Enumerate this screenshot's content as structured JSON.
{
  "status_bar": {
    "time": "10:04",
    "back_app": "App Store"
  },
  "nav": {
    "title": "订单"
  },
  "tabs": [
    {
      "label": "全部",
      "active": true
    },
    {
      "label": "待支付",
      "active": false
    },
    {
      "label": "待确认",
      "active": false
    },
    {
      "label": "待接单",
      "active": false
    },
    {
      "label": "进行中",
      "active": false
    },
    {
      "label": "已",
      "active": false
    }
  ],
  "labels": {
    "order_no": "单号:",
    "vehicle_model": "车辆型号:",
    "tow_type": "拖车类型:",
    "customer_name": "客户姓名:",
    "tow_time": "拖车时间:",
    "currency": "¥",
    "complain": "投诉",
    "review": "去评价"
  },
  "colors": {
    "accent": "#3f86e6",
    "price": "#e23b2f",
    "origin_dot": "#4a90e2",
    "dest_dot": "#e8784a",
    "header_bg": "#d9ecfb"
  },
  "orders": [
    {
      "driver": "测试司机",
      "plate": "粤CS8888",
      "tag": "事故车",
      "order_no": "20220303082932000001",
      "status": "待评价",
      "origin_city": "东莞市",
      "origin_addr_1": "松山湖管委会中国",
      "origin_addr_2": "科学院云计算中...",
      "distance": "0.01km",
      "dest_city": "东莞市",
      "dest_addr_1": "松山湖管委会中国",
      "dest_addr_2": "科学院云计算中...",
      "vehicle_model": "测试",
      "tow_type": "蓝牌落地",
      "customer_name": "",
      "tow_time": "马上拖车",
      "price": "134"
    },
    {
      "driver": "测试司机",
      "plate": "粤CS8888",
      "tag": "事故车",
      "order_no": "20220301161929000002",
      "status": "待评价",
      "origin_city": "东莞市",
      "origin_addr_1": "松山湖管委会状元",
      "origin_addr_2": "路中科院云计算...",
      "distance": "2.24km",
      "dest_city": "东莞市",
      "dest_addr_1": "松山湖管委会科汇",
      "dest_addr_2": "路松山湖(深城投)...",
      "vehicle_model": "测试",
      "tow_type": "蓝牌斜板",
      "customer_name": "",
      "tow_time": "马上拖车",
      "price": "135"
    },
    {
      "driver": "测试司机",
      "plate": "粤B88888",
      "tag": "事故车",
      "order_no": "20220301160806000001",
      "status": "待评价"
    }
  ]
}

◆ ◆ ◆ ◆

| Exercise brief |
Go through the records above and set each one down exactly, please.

| Task output |
Enumerate this screenshot's content as structured JSON.
{
  "status_bar": {
    "time": "10:04",
    "back_app": "App Store"
  },
  "nav": {
    "title": "订单"
  },
  "tabs": [
    {
      "label": "全部",
      "active": true
    },
    {
      "label": "待支付",
      "active": false
    },
    {
      "label": "待确认",
      "active": false
    },
    {
      "label": "待接单",
      "active": false
    },
    {
      "label": "进行中",
      "active": false
    },
    {
      "label": "已",
      "active": false
    }
  ],
  "labels": {
    "order_no": "单号:",
    "vehicle_model": "车辆型号:",
    "tow_type": "拖车类型:",
    "customer_name": "客户姓名:",
    "tow_time": "拖车时间:",
    "currency": "¥",
    "complain": "投诉",
    "review": "去评价"
  },
  "colors": {
    "accent": "#3f86e6",
    "price": "#e23b2f",
    "origin_dot": "#4a90e2",
    "dest_dot": "#e8784a",
    "header_bg": "#d9ecfb"
  },
  "orders": [
    {
      "driver": "测试司机",
      "plate": "粤CS8888",
      "tag": "事故车",
      "order_no": "20220303082932000001",
      "status": "待评价",
      "origin_city": "东莞市",
      "origin_addr_1": "松山湖管委会中国",
      "origin_addr_2": "科学院云计算中...",
      "distance": "0.01km",
      "dest_city": "东莞市",
      "dest_addr_1": "松山湖管委会中国",
      "dest_addr_2": "科学院云计算中...",
      "vehicle_model": "测试",
      "tow_type": "蓝牌落地",
      "customer_name": "",
      "tow_time": "马上拖车",
      "price": "134"
    },
    {
      "driver": "测试司机",
      "plate": "粤CS8888",
      "tag": "事故车",
      "order_no": "20220301161929000002",
      "status": "待评价",
      "origin_city": "东莞市",
      "origin_addr_1": "松山湖管委会状元",
      "origin_addr_2": "路中科院云计算...",
      "distance": "2.24km",
      "dest_city": "东莞市",
      "dest_addr_1": "松山湖管委会科汇",
      "dest_addr_2": "路松山湖(深城投)...",
      "vehicle_model": "测试",
      "tow_type": "蓝牌斜板",
      "customer_name": "",
      "tow_time": "马上拖车",
      "price": "135"
    },
    {
      "driver": "测试司机",
      "plate": "粤B88888",
      "tag": "事故车",
      "order_no": "20220301160806000001",
      "status": "待评价"
    }
  ]
}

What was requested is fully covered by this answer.